# [Web page and app entries]
[Start of section]

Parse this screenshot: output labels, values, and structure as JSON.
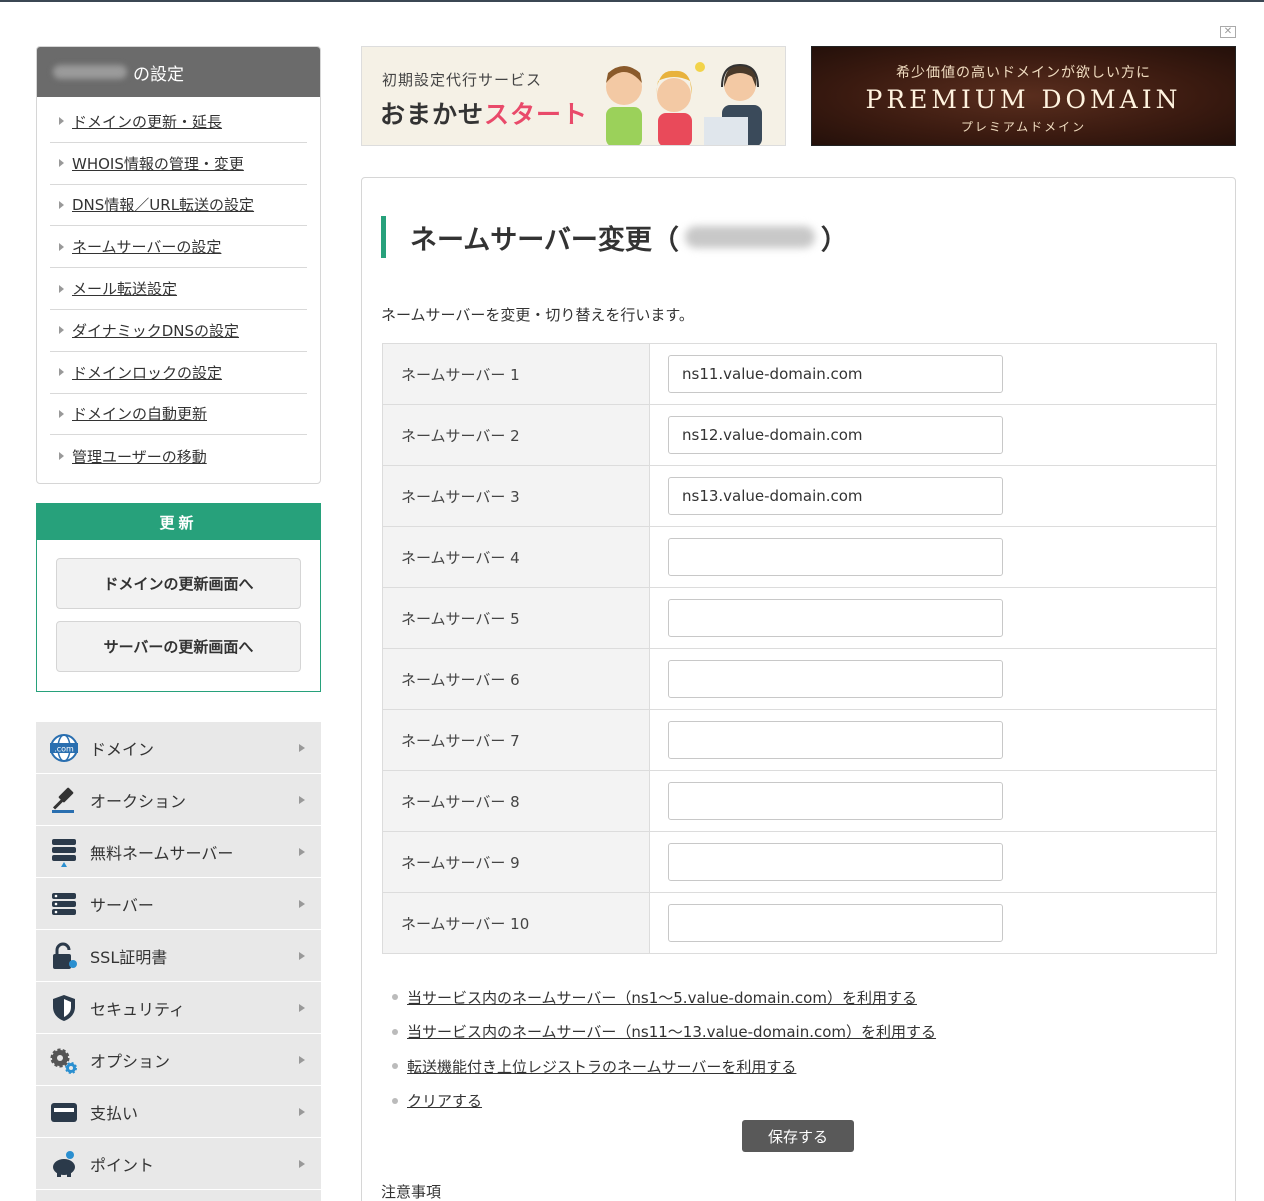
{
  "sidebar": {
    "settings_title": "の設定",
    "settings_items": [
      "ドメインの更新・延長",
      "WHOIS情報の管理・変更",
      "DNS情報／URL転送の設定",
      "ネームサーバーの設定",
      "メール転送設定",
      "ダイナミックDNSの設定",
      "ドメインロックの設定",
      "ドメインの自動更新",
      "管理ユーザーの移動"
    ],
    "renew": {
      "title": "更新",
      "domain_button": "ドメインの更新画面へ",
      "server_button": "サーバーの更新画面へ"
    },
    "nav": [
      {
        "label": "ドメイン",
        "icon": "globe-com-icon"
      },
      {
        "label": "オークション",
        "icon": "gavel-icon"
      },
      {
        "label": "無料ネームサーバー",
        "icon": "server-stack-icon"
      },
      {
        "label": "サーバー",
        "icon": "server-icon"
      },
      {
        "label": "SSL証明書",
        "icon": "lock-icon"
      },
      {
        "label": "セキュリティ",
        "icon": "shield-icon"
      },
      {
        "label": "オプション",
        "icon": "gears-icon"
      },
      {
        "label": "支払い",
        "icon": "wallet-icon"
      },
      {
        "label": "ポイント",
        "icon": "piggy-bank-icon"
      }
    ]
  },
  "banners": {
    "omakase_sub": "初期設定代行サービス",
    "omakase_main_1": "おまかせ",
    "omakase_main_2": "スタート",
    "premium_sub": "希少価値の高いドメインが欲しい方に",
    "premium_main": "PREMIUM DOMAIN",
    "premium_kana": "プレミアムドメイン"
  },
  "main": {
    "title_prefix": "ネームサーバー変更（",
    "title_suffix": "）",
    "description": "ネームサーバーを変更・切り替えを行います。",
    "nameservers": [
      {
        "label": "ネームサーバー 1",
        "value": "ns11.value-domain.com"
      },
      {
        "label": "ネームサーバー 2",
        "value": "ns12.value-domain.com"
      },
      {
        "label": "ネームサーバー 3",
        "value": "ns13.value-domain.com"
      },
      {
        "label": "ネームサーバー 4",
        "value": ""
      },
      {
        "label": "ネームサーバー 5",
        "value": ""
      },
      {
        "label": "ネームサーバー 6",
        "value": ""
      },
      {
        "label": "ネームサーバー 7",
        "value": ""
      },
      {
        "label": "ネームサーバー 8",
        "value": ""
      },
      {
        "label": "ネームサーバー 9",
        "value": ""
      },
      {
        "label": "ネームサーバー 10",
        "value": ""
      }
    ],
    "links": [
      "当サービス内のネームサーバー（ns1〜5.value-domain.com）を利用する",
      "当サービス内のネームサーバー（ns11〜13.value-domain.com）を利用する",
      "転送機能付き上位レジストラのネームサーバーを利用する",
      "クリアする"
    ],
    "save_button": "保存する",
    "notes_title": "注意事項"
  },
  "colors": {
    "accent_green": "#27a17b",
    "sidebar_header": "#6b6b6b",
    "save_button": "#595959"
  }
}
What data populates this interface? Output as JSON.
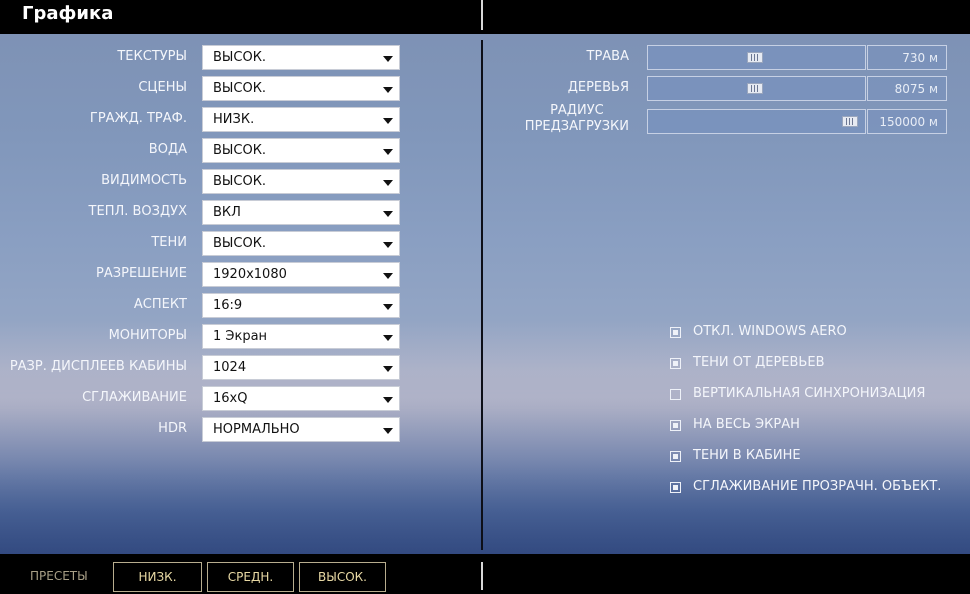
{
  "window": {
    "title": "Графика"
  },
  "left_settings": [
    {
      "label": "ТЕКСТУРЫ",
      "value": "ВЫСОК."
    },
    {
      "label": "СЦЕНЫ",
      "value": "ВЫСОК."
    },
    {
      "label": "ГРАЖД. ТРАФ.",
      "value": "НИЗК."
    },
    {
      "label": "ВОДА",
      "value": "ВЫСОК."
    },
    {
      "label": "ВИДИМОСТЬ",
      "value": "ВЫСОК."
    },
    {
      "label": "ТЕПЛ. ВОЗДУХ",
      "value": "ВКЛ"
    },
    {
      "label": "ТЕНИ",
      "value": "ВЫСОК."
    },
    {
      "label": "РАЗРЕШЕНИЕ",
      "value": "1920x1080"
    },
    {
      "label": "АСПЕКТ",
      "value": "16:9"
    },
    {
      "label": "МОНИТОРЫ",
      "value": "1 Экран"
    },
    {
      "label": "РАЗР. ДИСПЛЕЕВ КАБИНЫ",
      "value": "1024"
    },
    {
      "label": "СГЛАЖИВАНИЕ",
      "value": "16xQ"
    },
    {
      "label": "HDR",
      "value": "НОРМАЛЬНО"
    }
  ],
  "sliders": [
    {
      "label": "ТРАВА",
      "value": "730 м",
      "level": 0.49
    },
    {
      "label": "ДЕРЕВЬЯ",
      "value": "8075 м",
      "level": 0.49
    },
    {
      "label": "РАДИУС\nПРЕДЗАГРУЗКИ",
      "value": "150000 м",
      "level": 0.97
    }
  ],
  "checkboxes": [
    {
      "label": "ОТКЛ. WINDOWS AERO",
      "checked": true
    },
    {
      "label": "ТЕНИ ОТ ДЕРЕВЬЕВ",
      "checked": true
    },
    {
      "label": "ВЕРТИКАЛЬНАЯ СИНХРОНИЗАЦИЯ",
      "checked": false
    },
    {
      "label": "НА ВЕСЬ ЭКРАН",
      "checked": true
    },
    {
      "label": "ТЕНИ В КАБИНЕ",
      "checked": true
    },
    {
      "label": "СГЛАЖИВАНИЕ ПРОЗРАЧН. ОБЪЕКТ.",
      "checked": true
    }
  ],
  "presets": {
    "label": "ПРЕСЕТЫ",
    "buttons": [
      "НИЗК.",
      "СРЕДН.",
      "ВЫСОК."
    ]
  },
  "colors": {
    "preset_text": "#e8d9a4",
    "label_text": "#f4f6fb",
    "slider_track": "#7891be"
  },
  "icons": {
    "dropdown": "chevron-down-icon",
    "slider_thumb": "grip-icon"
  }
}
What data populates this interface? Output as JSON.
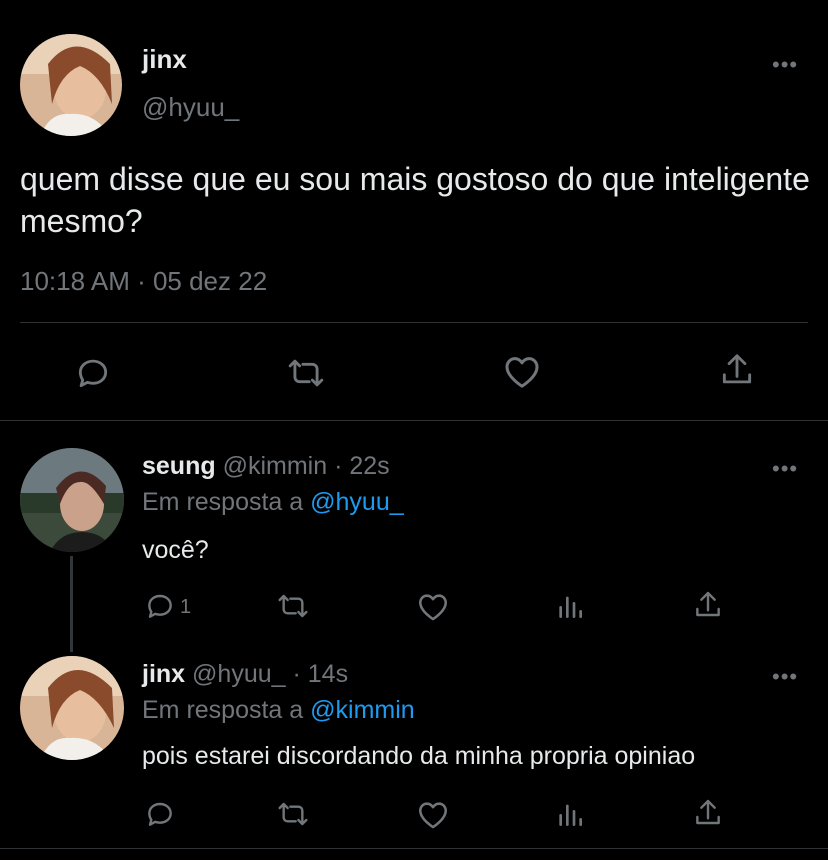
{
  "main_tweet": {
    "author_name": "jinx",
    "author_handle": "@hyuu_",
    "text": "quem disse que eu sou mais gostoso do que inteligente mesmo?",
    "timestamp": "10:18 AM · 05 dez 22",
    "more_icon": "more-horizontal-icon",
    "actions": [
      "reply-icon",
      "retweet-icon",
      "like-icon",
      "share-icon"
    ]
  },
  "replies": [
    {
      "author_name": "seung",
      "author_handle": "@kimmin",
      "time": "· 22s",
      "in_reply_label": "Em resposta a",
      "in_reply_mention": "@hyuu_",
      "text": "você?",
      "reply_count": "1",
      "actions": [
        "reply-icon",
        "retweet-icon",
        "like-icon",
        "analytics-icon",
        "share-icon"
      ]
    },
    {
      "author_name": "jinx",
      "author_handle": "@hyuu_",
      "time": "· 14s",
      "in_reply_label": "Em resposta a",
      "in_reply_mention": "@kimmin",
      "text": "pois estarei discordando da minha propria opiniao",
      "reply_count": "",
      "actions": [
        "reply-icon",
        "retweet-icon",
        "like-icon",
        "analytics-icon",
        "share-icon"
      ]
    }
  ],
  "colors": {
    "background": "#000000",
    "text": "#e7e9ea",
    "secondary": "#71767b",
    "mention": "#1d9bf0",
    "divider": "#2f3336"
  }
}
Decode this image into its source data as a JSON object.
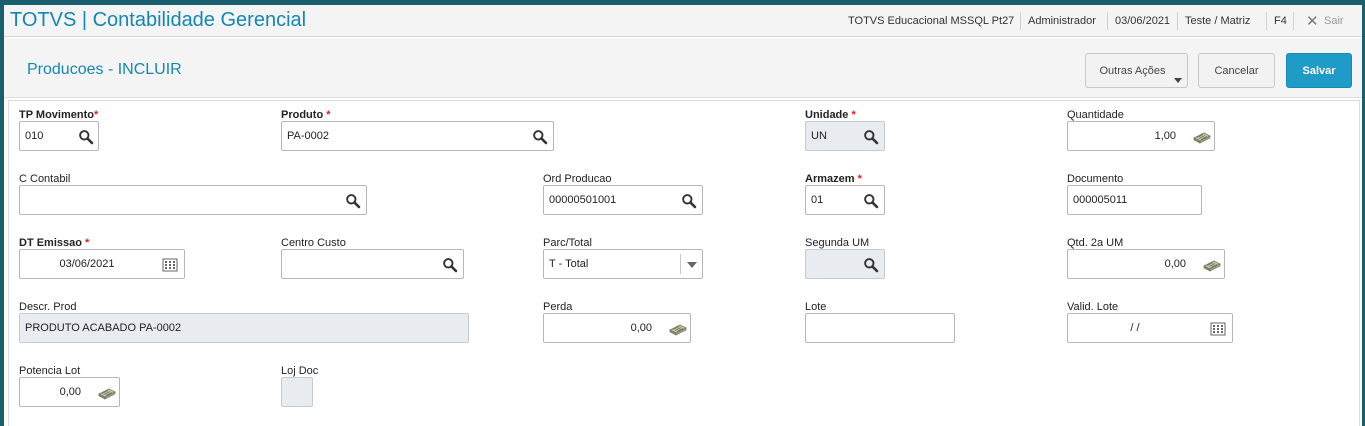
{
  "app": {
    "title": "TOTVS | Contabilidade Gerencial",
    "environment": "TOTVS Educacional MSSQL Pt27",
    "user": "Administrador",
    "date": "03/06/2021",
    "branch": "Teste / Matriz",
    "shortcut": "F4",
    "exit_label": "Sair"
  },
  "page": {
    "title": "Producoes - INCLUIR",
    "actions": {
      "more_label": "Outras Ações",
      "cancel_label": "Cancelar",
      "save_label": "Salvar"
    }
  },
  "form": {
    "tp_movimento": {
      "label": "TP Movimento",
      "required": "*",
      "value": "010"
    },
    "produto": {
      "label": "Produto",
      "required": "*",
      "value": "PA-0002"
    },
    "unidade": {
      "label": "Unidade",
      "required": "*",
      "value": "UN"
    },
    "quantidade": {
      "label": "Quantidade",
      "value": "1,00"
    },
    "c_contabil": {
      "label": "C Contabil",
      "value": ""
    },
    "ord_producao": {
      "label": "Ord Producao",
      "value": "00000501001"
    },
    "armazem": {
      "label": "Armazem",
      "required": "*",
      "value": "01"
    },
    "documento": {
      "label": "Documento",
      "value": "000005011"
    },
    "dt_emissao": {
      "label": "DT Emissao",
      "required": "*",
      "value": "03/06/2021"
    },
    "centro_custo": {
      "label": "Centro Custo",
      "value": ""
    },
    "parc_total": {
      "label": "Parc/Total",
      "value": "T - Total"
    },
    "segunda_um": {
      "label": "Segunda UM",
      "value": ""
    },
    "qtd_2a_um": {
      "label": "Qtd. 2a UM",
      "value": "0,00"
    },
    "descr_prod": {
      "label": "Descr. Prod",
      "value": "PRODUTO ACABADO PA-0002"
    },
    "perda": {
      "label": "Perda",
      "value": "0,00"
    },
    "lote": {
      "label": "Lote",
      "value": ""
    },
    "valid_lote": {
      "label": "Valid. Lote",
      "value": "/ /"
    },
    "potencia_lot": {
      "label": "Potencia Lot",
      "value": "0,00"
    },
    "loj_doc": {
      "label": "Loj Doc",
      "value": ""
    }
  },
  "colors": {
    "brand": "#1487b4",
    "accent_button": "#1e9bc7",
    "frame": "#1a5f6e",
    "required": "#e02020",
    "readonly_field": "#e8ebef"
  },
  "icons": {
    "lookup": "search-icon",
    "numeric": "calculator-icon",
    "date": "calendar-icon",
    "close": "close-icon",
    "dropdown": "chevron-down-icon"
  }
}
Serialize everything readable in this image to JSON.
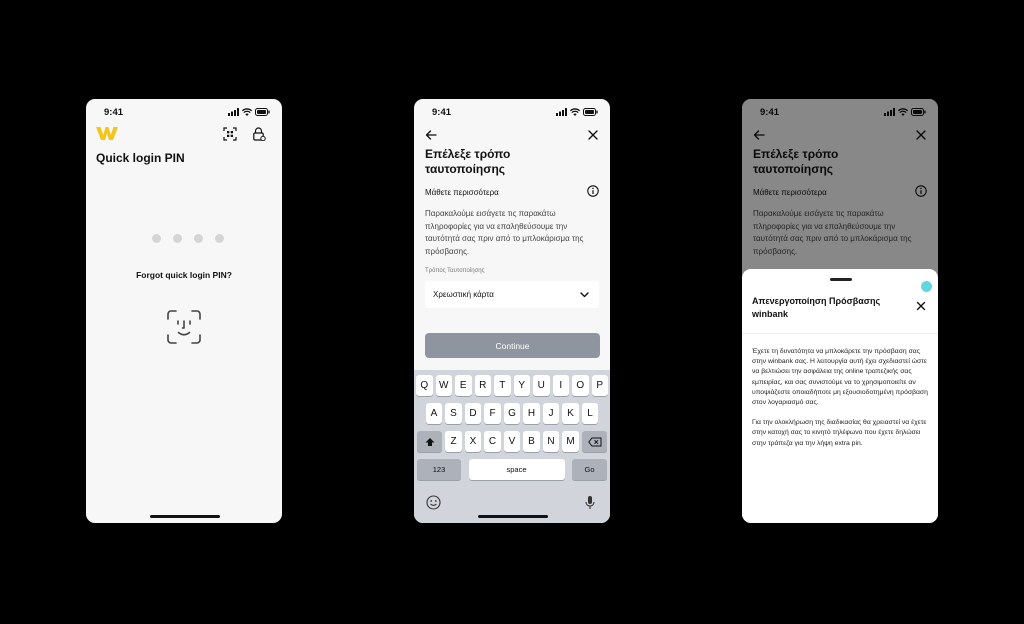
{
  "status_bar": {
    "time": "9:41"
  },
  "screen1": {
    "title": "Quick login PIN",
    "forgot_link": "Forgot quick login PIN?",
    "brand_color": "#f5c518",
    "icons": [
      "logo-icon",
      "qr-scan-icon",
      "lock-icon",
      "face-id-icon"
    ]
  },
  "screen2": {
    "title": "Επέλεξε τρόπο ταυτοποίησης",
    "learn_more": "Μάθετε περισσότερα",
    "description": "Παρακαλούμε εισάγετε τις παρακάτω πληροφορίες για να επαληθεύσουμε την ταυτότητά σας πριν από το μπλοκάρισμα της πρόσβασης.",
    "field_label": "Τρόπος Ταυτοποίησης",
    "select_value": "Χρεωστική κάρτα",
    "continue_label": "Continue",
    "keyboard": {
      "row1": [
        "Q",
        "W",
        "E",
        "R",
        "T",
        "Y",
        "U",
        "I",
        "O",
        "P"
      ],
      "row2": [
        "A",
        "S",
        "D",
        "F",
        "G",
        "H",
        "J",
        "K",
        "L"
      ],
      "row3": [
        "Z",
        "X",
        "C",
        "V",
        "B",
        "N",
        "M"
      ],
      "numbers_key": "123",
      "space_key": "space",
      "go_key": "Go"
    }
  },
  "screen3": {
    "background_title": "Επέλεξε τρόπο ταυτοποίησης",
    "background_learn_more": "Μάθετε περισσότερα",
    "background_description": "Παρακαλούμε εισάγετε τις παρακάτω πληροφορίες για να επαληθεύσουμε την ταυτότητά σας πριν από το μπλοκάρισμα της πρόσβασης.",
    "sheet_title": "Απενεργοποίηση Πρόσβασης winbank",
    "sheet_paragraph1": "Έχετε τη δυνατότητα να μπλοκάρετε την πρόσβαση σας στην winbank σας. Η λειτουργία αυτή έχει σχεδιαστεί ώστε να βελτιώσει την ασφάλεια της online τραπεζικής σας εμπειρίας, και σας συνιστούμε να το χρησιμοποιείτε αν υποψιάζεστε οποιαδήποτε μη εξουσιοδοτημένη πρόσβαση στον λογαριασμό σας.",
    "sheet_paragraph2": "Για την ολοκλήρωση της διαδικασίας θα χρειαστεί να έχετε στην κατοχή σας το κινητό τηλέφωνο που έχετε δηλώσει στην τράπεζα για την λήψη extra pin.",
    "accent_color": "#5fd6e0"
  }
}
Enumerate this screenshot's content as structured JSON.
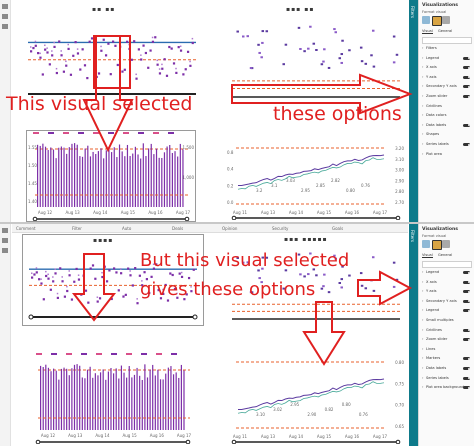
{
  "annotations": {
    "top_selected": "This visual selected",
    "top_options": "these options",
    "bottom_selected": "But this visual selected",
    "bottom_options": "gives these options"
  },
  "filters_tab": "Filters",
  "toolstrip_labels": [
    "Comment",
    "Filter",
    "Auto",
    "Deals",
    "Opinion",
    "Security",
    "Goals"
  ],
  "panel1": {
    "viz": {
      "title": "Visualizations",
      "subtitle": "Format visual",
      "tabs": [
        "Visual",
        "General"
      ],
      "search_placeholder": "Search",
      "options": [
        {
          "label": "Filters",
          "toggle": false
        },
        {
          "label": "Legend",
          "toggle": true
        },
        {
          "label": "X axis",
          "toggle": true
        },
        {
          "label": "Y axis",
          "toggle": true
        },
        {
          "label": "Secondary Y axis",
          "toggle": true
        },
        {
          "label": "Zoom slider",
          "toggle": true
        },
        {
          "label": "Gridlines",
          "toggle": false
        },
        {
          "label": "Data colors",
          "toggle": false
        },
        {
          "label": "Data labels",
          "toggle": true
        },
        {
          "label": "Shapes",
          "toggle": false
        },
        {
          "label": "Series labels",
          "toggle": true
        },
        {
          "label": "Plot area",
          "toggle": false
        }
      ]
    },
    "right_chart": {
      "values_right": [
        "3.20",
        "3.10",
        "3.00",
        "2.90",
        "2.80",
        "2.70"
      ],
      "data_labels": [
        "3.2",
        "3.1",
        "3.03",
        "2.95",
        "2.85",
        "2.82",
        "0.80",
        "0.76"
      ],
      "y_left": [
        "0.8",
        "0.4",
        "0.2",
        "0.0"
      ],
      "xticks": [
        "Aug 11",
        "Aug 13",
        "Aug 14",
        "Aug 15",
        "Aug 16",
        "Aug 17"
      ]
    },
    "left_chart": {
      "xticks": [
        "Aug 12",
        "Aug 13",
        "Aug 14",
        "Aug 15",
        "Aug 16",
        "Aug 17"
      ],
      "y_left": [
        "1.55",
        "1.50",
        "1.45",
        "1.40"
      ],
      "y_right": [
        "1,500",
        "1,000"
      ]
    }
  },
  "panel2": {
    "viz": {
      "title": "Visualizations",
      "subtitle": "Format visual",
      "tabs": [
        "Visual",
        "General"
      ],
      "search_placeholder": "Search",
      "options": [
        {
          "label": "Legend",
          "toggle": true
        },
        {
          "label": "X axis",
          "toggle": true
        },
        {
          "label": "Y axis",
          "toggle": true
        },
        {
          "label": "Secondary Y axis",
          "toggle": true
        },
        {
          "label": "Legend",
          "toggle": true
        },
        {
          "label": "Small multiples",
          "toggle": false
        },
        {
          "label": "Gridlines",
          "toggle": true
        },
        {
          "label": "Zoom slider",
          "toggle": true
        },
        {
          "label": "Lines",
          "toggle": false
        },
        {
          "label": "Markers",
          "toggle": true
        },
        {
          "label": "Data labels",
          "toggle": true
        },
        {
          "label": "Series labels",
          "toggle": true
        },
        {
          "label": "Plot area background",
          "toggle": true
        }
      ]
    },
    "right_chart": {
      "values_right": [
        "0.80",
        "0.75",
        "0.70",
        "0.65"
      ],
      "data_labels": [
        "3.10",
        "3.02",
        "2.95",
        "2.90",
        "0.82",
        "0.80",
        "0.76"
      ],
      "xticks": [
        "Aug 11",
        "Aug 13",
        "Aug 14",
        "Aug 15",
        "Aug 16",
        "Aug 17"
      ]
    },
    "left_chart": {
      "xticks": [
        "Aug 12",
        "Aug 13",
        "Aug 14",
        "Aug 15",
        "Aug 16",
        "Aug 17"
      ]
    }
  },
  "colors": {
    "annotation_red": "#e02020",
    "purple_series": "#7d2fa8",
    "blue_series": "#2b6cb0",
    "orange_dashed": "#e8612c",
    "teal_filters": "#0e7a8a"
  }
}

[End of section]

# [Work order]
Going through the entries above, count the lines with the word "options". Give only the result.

# [Written response]
4